[Directions]: Find the lines below that contain the string "badge". Copy each one.

[Saved data entries]

+++++

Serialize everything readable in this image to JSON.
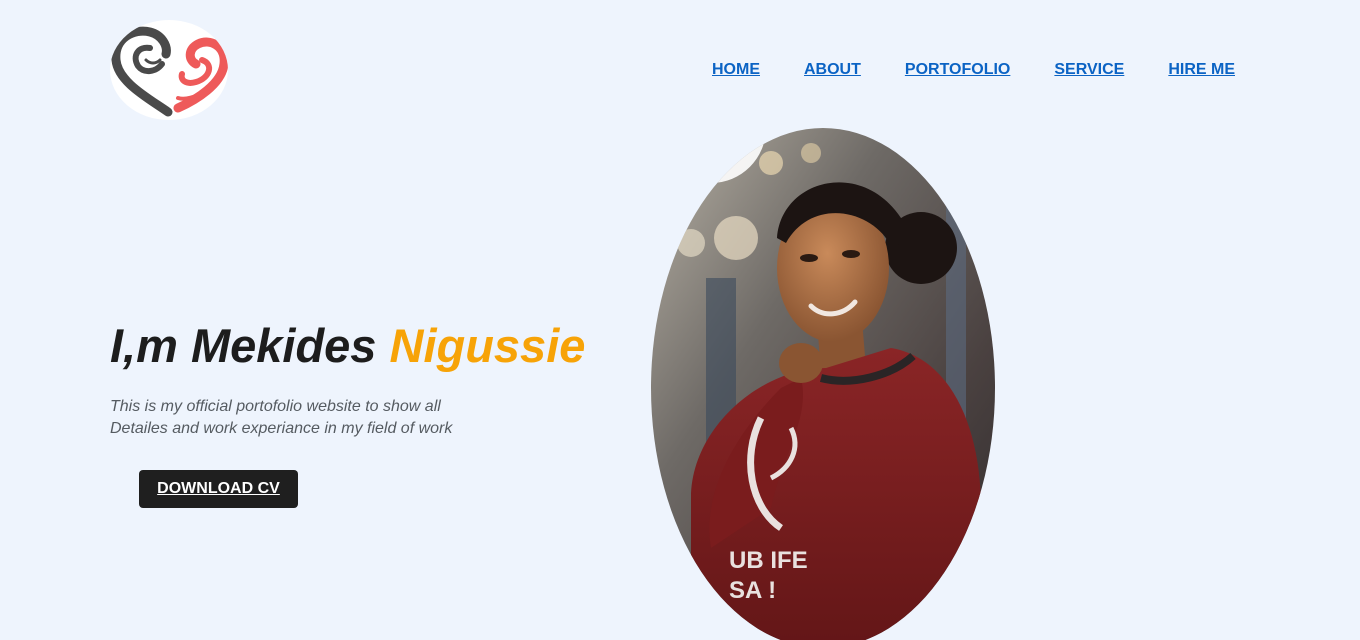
{
  "logo": {
    "icon": "heart-profile-logo-icon",
    "colors": {
      "dark": "#4a4a4a",
      "accent": "#ee5a5a"
    }
  },
  "nav": {
    "items": [
      {
        "label": "HOME"
      },
      {
        "label": "ABOUT"
      },
      {
        "label": "PORTOFOLIO"
      },
      {
        "label": "SERVICE"
      },
      {
        "label": "HIRE ME"
      }
    ]
  },
  "hero": {
    "title_prefix": "I,m Mekides ",
    "title_accent": "Nigussie",
    "description": "This is my official portofolio website to show all Detailes and work experiance in my field of work",
    "cta_label": "DOWNLOAD CV"
  },
  "portrait": {
    "image": "portrait-photo",
    "sweater_text_1": "UB IFE",
    "sweater_text_2": "SA !"
  },
  "colors": {
    "background": "#eef4fd",
    "link": "#0b63c4",
    "accent": "#f7a307",
    "button": "#1f1f1f",
    "sweater": "#7a1c1d"
  }
}
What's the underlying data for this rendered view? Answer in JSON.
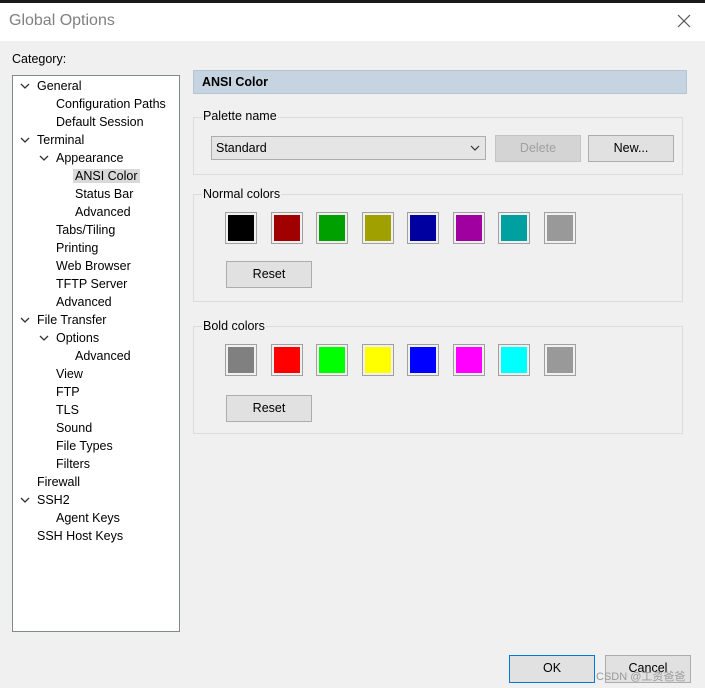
{
  "window": {
    "title": "Global Options"
  },
  "category": {
    "label": "Category:",
    "tree": [
      {
        "label": "General",
        "expanded": true
      },
      {
        "label": "Configuration Paths"
      },
      {
        "label": "Default Session"
      },
      {
        "label": "Terminal",
        "expanded": true
      },
      {
        "label": "Appearance",
        "expanded": true
      },
      {
        "label": "ANSI Color",
        "selected": true
      },
      {
        "label": "Status Bar"
      },
      {
        "label": "Advanced"
      },
      {
        "label": "Tabs/Tiling"
      },
      {
        "label": "Printing"
      },
      {
        "label": "Web Browser"
      },
      {
        "label": "TFTP Server"
      },
      {
        "label": "Advanced"
      },
      {
        "label": "File Transfer",
        "expanded": true
      },
      {
        "label": "Options",
        "expanded": true
      },
      {
        "label": "Advanced"
      },
      {
        "label": "View"
      },
      {
        "label": "FTP"
      },
      {
        "label": "TLS"
      },
      {
        "label": "Sound"
      },
      {
        "label": "File Types"
      },
      {
        "label": "Filters"
      },
      {
        "label": "Firewall"
      },
      {
        "label": "SSH2",
        "expanded": true
      },
      {
        "label": "Agent Keys"
      },
      {
        "label": "SSH Host Keys"
      }
    ]
  },
  "panel": {
    "header": "ANSI Color",
    "palette": {
      "label": "Palette name",
      "selected": "Standard",
      "delete_label": "Delete",
      "new_label": "New..."
    },
    "normal": {
      "label": "Normal colors",
      "reset_label": "Reset",
      "colors": [
        "#000000",
        "#a00000",
        "#00a000",
        "#a0a000",
        "#0000a0",
        "#a000a0",
        "#00a0a0",
        "#999999"
      ]
    },
    "bold": {
      "label": "Bold colors",
      "reset_label": "Reset",
      "colors": [
        "#808080",
        "#ff0000",
        "#00ff00",
        "#ffff00",
        "#0000ff",
        "#ff00ff",
        "#00ffff",
        "#999999"
      ]
    }
  },
  "footer": {
    "ok_label": "OK",
    "cancel_label": "Cancel",
    "watermark": "CSDN @工资爸爸"
  }
}
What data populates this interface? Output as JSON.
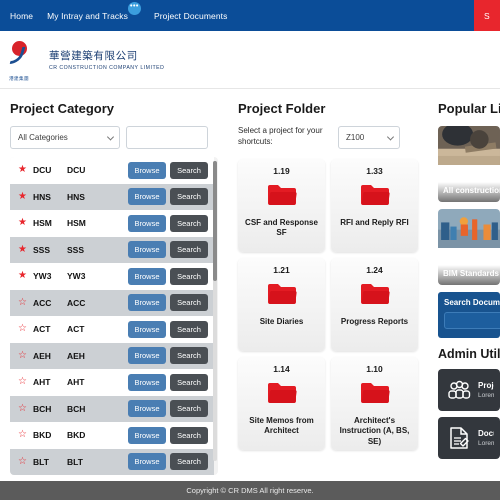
{
  "nav": {
    "items": [
      {
        "label": "Home",
        "badge": null
      },
      {
        "label": "My Intray and Tracks",
        "badge": "•••"
      },
      {
        "label": "Project Documents",
        "badge": null
      }
    ],
    "right_button": "S"
  },
  "brand": {
    "chinese_name": "華營建築有限公司",
    "english_name": "CR CONSTRUCTION COMPANY LIMITED",
    "mark_subtext": "港建集團"
  },
  "project_category": {
    "title": "Project Category",
    "category_select": "All Categories",
    "search_input_value": "",
    "search_input_placeholder": "",
    "columns": [
      "star",
      "code",
      "name",
      "browse",
      "search"
    ],
    "browse_label": "Browse",
    "search_label": "Search",
    "rows": [
      {
        "code": "DCU",
        "name": "DCU",
        "starred": true
      },
      {
        "code": "HNS",
        "name": "HNS",
        "starred": true
      },
      {
        "code": "HSM",
        "name": "HSM",
        "starred": true
      },
      {
        "code": "SSS",
        "name": "SSS",
        "starred": true
      },
      {
        "code": "YW3",
        "name": "YW3",
        "starred": true
      },
      {
        "code": "ACC",
        "name": "ACC",
        "starred": false
      },
      {
        "code": "ACT",
        "name": "ACT",
        "starred": false
      },
      {
        "code": "AEH",
        "name": "AEH",
        "starred": false
      },
      {
        "code": "AHT",
        "name": "AHT",
        "starred": false
      },
      {
        "code": "BCH",
        "name": "BCH",
        "starred": false
      },
      {
        "code": "BKD",
        "name": "BKD",
        "starred": false
      },
      {
        "code": "BLT",
        "name": "BLT",
        "starred": false
      }
    ]
  },
  "project_folder": {
    "title": "Project Folder",
    "select_prompt": "Select a project for your shortcuts:",
    "project_select": "Z100",
    "folders": [
      {
        "num": "1.19",
        "label": "CSF and Response SF"
      },
      {
        "num": "1.33",
        "label": "RFI and Reply RFI"
      },
      {
        "num": "1.21",
        "label": "Site Diaries"
      },
      {
        "num": "1.24",
        "label": "Progress Reports"
      },
      {
        "num": "1.14",
        "label": "Site Memos from Architect"
      },
      {
        "num": "1.10",
        "label": "Architect's Instruction (A, BS, SE)"
      }
    ]
  },
  "popular_links": {
    "title": "Popular Links",
    "cards": [
      {
        "caption": "All construction standards",
        "image": "construction-drawing-photo"
      },
      {
        "caption": "BIM Standards",
        "image": "bim-model-photo"
      }
    ],
    "search_panel": {
      "title": "Search Documents",
      "input_value": "",
      "input_placeholder": ""
    }
  },
  "admin_utilities": {
    "title": "Admin Utilities",
    "cards": [
      {
        "icon": "people-group-icon",
        "title": "Project",
        "subtitle": "Lorem"
      },
      {
        "icon": "document-edit-icon",
        "title": "Document",
        "subtitle": "Lorem"
      }
    ]
  },
  "footer": {
    "copyright": "Copyright © CR DMS All right reserve."
  },
  "colors": {
    "nav_blue": "#0b4d98",
    "accent_red": "#e8262d",
    "browse_blue": "#4a7eb3",
    "search_gray": "#4a4f54",
    "panel_blue": "#18538f",
    "admin_dark": "#33373d"
  }
}
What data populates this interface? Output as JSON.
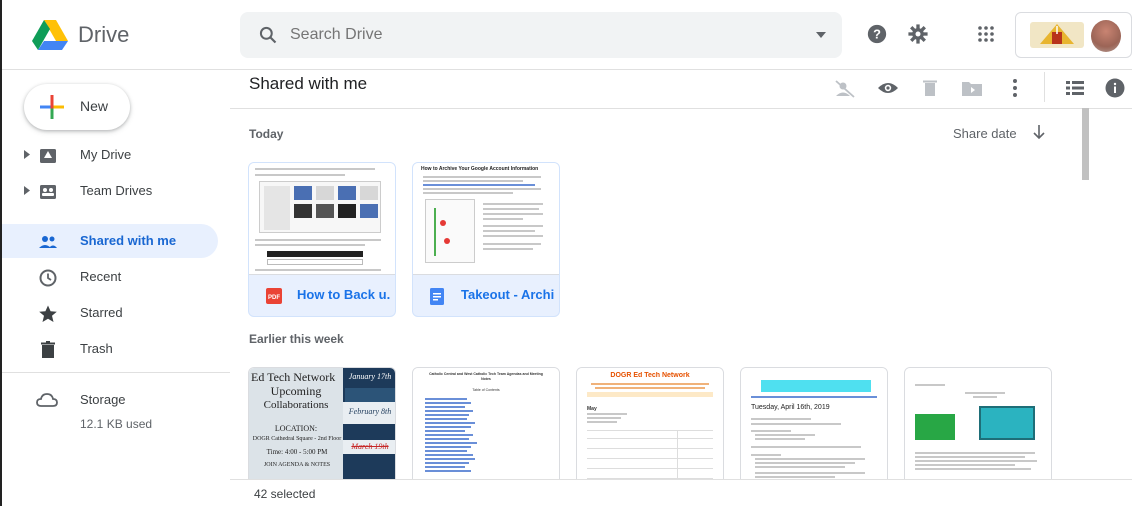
{
  "app": {
    "name": "Drive"
  },
  "search": {
    "placeholder": "Search Drive"
  },
  "new_button": {
    "label": "New"
  },
  "sidebar": {
    "items": [
      {
        "label": "My Drive",
        "icon": "my-drive-icon"
      },
      {
        "label": "Team Drives",
        "icon": "team-drives-icon"
      },
      {
        "label": "Shared with me",
        "icon": "people-icon"
      },
      {
        "label": "Recent",
        "icon": "clock-icon"
      },
      {
        "label": "Starred",
        "icon": "star-icon"
      },
      {
        "label": "Trash",
        "icon": "trash-icon"
      }
    ],
    "storage": {
      "label": "Storage",
      "used": "12.1 KB used",
      "icon": "cloud-icon"
    }
  },
  "main": {
    "title": "Shared with me",
    "sort": {
      "label": "Share date",
      "icon": "arrow-down-icon"
    },
    "sections": [
      {
        "label": "Today",
        "files": [
          {
            "name": "How to Back u...",
            "type": "pdf",
            "type_label": "PDF"
          },
          {
            "name": "Takeout - Archi...",
            "type": "doc"
          }
        ]
      },
      {
        "label": "Earlier this week",
        "files": []
      }
    ],
    "thumbnails": {
      "takeout_title": "How to Archive Your Google Account Information",
      "ed_tech": {
        "title": "Ed Tech Network",
        "upcoming": "Upcoming",
        "collaborations": "Collaborations",
        "date1": "January 17th",
        "date2": "February 8th",
        "date3": "March 19th",
        "location_label": "LOCATION:",
        "location": "DOGR Cathedral Square - 2nd Floor",
        "time": "Time: 4:00 - 5:00 PM",
        "footer": "JOIN AGENDA & NOTES"
      },
      "notes_title": "Catholic Central and West Catholic Tech Team Agendas and Meeting Notes",
      "notes_sub": "Table of Contents",
      "dogr": {
        "title": "DOGR Ed Tech Network",
        "month": "May"
      },
      "agenda_date": "Tuesday, April 16th, 2019"
    }
  },
  "status": {
    "selected_text": "42 selected"
  },
  "colors": {
    "accent": "#1a73e8",
    "active_bg": "#e8f0fe",
    "pdf_red": "#ea4335",
    "doc_blue": "#4285f4"
  }
}
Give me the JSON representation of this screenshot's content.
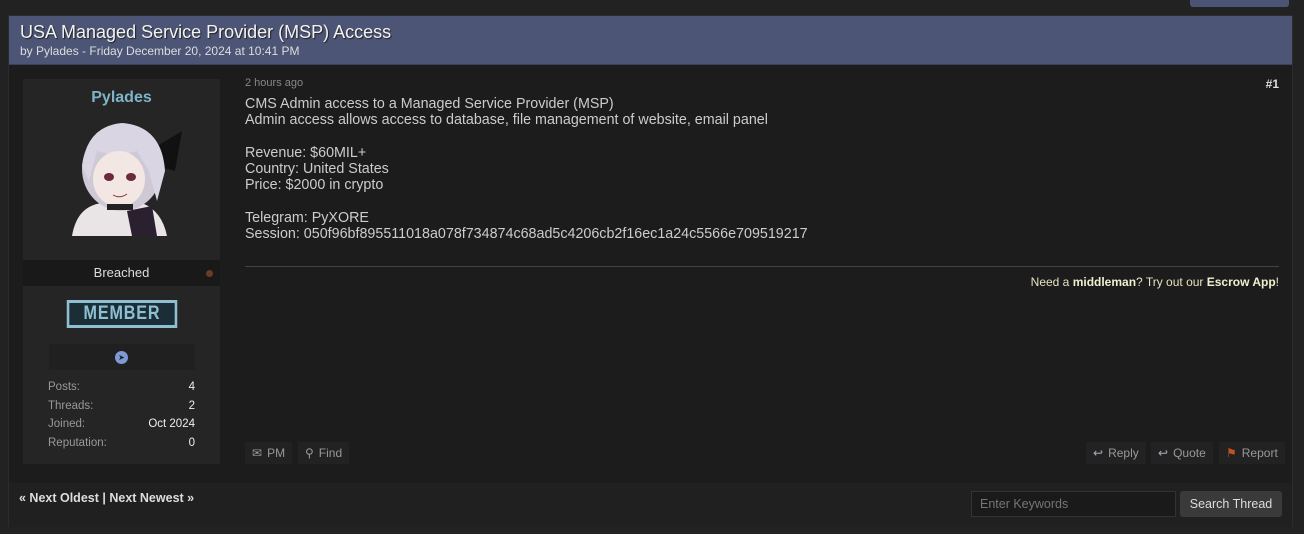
{
  "thread": {
    "title": "USA Managed Service Provider (MSP) Access",
    "byline": "by Pylades - Friday December 20, 2024 at 10:41 PM"
  },
  "user": {
    "name": "Pylades",
    "rank": "Breached",
    "badge": "MEMBER",
    "contact_icon": "telegram-icon",
    "stats": [
      {
        "k": "Posts:",
        "v": "4"
      },
      {
        "k": "Threads:",
        "v": "2"
      },
      {
        "k": "Joined:",
        "v": "Oct 2024"
      },
      {
        "k": "Reputation:",
        "v": "0"
      }
    ]
  },
  "post": {
    "time": "2 hours ago",
    "number": "#1",
    "lines": [
      "CMS Admin access to a Managed Service Provider (MSP)",
      "Admin access allows access to database, file management of website, email panel",
      "",
      "Revenue: $60MIL+",
      "Country: United States",
      "Price: $2000 in crypto",
      "",
      "Telegram: PyXORE",
      "Session: 050f96bf895511018a078f734874c68ad5c4206cb2f16ec1a24c5566e709519217"
    ],
    "sig": {
      "a": "Need a ",
      "b": "middleman",
      "c": "? Try out our ",
      "d": "Escrow App",
      "e": "!"
    }
  },
  "buttons": {
    "pm": "PM",
    "find": "Find",
    "reply": "Reply",
    "quote": "Quote",
    "report": "Report"
  },
  "footer": {
    "next_oldest": "« Next Oldest",
    "sep": " | ",
    "next_newest": "Next Newest »",
    "keywords_placeholder": "Enter Keywords",
    "search": "Search Thread"
  },
  "colors": {
    "header": "#4c5576",
    "username": "#7fb3c8",
    "report_flag": "#c0521f"
  }
}
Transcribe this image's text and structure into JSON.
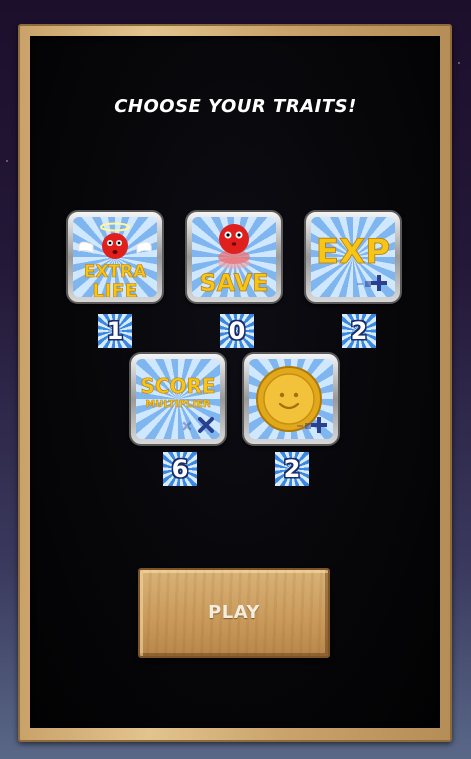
{
  "screen": {
    "title": "CHOOSE YOUR TRAITS!",
    "play_label": "PLAY"
  },
  "traits": [
    {
      "name": "extra-life",
      "label_line1": "EXTRA",
      "label_line2": "LIFE",
      "count": "1"
    },
    {
      "name": "save",
      "label": "SAVE",
      "count": "0"
    },
    {
      "name": "exp",
      "label": "EXP",
      "count": "2"
    },
    {
      "name": "score-multiplier",
      "label_line1": "SCORE",
      "label_line2": "MULTIPLIER",
      "count": "6"
    },
    {
      "name": "coin",
      "count": "2"
    }
  ],
  "colors": {
    "tile_ray_light": "#cfe8ff",
    "tile_ray_dark": "#7fb6ef",
    "label_yellow": "#f5c518",
    "ball_red": "#e0201c",
    "frame_wood": "#c9a26a",
    "board": "#050507"
  }
}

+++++

[Response area]:
        "badge": null
        "badge": "•••"
        "badge": null
    "badge": "MEMBER",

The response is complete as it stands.